New mobile biothreat detector could aid first responders
The device, currently under development at The Mitre Corporation's Bio-Nano Laboratory, may effectively save time, money and lives with quick and accurate identification of biological pathogens. The company has demonstrated the concept of the device for multiple government sponsors including the Department of Homeland Security, SignalScape reports.
"These portable detectors could become as common as automated external defibrillators among first responders' tool kits," Russell Graef, the leader of the project at Mitre, said.
BioFlow uses antibody-coated magnetic microspheres to extract and identify particular targets like viruses, hormones or viruses. The device is able to identify targets in multiple types of samples, including blood, soil, water and urine.
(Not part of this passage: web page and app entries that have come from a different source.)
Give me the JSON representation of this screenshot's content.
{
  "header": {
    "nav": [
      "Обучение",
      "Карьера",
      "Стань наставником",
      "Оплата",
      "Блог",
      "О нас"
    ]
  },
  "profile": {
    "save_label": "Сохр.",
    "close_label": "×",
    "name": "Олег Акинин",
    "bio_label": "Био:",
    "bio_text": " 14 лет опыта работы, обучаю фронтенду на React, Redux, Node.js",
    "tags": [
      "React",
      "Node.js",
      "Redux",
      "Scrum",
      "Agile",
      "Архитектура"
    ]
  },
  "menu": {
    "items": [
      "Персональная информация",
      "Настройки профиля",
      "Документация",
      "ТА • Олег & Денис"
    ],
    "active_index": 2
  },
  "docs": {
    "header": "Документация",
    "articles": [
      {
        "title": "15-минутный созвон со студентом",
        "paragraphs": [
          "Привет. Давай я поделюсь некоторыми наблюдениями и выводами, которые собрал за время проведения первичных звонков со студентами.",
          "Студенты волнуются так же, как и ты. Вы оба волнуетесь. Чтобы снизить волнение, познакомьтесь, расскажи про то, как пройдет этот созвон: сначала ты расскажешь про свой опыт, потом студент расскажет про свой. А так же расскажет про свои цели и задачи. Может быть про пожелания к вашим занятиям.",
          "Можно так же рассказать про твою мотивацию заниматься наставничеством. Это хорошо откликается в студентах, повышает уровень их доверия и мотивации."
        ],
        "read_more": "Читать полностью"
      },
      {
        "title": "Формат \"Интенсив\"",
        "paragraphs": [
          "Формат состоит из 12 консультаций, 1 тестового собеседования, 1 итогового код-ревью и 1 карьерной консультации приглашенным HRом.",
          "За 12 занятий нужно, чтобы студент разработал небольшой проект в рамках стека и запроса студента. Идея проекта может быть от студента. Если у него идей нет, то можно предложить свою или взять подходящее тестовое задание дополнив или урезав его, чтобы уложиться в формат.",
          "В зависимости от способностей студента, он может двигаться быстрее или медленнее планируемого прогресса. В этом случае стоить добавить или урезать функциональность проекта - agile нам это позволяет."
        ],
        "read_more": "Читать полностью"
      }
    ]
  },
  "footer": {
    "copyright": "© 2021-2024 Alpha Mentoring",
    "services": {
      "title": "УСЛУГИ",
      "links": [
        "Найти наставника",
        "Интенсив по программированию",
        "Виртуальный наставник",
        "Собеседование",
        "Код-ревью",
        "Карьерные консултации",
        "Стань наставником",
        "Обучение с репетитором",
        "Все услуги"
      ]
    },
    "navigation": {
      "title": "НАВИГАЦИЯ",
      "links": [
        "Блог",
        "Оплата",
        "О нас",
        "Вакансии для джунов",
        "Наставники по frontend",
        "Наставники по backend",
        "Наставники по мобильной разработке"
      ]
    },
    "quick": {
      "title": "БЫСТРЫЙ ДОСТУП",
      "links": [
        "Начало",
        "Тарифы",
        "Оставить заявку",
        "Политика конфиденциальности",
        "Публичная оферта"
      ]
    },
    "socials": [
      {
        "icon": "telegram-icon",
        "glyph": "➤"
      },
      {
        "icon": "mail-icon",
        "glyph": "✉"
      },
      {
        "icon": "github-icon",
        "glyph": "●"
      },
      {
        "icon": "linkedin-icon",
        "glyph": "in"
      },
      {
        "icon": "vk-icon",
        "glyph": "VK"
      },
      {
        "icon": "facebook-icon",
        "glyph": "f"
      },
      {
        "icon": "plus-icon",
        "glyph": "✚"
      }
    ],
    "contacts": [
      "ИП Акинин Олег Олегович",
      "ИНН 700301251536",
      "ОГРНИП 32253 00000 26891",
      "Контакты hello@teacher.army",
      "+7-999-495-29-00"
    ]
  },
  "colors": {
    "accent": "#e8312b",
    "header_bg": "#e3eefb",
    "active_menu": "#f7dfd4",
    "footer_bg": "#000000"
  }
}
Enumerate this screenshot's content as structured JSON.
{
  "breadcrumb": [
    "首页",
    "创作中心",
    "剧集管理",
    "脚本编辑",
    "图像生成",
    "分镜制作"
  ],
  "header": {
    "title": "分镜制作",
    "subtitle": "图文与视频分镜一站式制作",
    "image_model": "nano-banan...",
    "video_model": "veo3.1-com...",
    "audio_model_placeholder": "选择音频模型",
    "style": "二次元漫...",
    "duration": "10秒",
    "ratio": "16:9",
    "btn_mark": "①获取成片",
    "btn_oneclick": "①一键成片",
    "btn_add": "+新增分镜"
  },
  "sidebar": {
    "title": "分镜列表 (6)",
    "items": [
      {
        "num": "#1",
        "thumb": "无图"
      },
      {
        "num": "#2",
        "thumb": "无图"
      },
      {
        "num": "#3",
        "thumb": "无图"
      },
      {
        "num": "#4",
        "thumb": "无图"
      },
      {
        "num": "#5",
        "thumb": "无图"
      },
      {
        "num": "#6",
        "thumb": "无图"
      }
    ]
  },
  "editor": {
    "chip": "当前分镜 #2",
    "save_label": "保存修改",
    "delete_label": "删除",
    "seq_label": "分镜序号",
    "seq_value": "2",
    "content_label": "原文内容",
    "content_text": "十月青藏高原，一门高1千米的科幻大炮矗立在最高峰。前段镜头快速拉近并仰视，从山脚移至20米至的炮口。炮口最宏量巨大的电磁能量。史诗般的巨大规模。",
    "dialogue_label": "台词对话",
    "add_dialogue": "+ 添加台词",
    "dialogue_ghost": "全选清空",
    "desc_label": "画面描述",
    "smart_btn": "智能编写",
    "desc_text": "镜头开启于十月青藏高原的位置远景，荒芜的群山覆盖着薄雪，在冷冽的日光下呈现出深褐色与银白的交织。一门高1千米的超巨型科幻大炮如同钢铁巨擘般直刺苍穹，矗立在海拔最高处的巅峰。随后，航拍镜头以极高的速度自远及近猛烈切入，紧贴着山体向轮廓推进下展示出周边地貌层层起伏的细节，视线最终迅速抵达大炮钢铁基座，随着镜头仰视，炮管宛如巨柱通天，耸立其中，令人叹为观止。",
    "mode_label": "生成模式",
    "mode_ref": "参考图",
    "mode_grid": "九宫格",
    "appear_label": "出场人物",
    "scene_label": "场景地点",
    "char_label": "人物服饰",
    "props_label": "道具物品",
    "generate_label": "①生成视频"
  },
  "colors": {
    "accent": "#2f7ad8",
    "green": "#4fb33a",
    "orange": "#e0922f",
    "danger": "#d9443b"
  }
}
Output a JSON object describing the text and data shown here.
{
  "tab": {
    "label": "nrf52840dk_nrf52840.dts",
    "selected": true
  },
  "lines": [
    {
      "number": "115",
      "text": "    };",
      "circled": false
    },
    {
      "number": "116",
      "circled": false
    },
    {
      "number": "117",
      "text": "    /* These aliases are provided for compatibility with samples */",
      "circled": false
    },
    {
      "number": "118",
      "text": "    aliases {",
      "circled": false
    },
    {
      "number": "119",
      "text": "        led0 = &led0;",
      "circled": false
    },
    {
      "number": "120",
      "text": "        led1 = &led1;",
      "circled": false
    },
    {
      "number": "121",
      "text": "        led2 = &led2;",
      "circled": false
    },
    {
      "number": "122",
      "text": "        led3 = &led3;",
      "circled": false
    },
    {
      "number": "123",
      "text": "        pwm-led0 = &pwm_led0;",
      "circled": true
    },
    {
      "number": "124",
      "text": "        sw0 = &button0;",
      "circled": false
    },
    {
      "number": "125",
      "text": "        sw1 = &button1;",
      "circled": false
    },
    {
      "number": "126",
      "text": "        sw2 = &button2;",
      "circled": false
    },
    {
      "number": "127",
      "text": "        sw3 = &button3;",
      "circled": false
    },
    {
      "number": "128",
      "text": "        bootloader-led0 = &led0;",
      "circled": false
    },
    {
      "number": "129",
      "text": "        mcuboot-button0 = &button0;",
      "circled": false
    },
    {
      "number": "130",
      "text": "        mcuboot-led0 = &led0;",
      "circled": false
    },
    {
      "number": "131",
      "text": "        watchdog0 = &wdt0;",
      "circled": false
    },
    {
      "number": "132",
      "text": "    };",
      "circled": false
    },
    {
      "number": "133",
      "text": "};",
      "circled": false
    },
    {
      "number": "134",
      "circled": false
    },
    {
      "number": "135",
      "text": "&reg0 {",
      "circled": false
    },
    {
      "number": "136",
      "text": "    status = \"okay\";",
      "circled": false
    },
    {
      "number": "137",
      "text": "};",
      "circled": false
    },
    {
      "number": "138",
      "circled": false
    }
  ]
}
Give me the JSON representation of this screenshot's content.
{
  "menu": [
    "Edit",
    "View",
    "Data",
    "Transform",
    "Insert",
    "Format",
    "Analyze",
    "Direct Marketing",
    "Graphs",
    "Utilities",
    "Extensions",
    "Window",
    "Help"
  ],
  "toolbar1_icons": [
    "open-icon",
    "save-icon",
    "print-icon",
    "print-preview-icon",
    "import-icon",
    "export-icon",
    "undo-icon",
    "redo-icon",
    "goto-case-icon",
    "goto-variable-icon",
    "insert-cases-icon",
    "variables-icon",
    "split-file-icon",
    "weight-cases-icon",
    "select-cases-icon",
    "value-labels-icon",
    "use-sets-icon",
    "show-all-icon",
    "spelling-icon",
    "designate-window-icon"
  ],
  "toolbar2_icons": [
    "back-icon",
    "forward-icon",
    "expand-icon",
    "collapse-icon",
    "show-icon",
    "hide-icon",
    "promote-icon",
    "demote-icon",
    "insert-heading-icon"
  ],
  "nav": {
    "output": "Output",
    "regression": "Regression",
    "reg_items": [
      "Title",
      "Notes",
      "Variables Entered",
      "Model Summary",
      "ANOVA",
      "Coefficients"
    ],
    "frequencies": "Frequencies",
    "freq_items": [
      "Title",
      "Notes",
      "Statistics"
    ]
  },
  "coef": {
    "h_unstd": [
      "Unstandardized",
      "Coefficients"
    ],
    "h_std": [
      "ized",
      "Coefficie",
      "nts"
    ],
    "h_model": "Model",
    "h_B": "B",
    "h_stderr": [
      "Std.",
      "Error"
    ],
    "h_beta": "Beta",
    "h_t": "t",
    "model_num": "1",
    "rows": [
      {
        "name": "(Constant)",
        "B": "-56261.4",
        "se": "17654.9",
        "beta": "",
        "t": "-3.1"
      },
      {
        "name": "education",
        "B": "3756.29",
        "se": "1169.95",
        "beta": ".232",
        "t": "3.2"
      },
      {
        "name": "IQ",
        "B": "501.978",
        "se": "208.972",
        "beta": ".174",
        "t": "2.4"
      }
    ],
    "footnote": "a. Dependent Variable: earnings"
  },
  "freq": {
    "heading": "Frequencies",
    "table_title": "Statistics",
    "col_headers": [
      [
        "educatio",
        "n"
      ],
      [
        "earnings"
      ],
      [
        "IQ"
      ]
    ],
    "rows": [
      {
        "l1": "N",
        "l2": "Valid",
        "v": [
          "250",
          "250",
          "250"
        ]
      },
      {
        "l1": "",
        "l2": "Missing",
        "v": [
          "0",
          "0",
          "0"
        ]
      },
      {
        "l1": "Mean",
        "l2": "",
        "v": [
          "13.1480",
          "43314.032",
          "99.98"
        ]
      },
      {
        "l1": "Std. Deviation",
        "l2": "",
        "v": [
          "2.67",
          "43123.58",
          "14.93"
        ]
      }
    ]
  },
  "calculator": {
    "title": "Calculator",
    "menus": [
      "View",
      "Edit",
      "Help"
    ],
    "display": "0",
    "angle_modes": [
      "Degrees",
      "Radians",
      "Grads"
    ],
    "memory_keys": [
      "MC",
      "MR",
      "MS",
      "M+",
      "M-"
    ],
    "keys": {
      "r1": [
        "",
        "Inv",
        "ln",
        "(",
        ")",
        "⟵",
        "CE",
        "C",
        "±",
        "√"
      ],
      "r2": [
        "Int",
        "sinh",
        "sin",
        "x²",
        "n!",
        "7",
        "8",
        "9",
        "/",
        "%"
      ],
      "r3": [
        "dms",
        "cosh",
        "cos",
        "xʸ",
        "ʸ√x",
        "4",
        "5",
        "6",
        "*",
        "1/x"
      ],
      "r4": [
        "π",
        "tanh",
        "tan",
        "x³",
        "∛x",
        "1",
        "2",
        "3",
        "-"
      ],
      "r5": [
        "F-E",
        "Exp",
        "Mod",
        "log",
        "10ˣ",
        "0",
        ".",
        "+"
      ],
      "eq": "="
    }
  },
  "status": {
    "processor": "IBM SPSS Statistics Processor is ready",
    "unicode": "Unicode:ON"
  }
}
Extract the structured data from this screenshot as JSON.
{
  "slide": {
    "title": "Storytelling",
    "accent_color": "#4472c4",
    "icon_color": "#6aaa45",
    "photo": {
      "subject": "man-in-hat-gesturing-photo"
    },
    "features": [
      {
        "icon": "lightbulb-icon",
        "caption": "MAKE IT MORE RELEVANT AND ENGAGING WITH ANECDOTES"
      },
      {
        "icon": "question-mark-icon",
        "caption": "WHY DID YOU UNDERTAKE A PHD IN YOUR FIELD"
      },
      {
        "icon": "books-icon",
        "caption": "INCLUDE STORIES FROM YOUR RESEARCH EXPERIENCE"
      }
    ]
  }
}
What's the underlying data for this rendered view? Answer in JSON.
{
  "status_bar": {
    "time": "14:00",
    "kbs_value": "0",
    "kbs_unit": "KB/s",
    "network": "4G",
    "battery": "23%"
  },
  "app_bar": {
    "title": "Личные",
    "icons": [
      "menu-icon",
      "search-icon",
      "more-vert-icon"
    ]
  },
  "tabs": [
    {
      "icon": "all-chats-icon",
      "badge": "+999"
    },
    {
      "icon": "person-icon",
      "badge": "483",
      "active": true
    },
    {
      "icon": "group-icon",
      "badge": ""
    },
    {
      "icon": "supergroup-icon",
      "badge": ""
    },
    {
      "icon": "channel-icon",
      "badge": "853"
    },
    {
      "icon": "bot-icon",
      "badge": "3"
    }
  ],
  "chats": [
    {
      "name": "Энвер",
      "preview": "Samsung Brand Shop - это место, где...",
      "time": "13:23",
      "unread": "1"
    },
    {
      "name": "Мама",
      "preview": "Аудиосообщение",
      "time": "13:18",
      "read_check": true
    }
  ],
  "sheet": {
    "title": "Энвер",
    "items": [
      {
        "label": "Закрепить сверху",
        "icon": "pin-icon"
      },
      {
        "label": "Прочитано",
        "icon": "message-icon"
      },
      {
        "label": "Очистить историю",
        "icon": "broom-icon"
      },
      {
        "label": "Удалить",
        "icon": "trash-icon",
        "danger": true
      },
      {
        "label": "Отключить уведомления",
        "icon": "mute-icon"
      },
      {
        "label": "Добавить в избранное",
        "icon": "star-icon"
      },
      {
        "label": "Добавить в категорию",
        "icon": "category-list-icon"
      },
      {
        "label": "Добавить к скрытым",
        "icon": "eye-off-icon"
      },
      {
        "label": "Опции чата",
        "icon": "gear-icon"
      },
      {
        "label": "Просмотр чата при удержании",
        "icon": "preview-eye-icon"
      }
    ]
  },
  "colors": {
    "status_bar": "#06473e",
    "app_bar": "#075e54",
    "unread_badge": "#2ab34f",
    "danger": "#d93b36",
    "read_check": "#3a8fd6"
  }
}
"You have to know what you want to test for," Graef said. "The system cannot identify a true unknown, only what the microspheres are designed to detect. For example, a microsphere set designed to detect clinical markers-such as the hormones that indicate heart attack-won't identify bio-threat toxins such as SEB."
One of the most important aspects of the technology is its ability to save time and money by not having to send samples out to a laboratory and wait for results.
"The real cost savings will be in the re-use of the system and the number of samples a customer runs using it," Graef said. "It's not going to do a high through-put level of screening, as a lab would do, but it could process two or three samples in 10 to 20 minutes for near real-time screening, and in that case it could be very affordable to use. The cost savings is in the fast turnaround time-being able to perform the analysis on site, rather than shipping the sample to a lab and awaiting results."
Graef said that sponsors have positively received the demonstrations thus far and that a prototype is in development.